> WHAT YOU ARE ASKED TO DO: Scan the entries for "title". Every line that holds it is to be copied.

> INPUT RECORDS:
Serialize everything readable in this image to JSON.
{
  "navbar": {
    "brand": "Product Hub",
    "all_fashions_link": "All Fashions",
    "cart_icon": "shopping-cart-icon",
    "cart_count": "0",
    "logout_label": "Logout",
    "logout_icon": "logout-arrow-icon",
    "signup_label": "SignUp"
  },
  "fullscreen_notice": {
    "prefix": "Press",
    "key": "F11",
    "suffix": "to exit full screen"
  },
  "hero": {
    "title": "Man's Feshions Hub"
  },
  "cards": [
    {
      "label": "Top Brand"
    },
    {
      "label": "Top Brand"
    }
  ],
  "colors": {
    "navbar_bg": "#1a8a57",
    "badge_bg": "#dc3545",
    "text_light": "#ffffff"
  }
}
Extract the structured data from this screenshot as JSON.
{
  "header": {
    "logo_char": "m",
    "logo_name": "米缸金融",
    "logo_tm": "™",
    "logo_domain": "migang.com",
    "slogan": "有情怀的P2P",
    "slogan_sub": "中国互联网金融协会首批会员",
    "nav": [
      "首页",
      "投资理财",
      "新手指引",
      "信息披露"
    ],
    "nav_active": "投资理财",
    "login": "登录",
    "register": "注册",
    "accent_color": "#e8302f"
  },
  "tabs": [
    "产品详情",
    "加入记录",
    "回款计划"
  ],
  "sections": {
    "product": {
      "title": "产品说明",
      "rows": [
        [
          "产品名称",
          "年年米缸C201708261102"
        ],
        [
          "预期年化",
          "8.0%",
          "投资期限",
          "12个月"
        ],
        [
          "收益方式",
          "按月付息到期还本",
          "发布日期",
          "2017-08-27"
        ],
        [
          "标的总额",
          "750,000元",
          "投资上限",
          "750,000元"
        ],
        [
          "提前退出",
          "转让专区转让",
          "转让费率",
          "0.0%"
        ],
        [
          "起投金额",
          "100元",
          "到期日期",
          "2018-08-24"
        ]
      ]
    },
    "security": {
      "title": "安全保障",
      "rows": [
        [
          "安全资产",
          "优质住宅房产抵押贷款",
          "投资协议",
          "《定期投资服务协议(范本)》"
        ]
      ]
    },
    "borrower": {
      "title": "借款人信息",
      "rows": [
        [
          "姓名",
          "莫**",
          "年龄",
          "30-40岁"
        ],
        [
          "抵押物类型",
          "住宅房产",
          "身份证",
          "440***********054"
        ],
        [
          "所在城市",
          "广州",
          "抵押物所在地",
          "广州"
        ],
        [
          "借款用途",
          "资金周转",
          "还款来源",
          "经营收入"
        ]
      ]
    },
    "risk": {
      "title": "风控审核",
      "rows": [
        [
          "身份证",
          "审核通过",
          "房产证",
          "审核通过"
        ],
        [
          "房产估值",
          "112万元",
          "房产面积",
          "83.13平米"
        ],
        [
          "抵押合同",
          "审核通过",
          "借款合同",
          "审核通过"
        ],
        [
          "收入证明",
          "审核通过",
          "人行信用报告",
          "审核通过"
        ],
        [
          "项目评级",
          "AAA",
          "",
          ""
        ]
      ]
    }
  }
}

> TASK OUTPUT:
    "title": "Man's Feshions Hub"
      "title": "产品说明",
      "title": "安全保障",
      "title": "借款人信息",
      "title": "风控审核",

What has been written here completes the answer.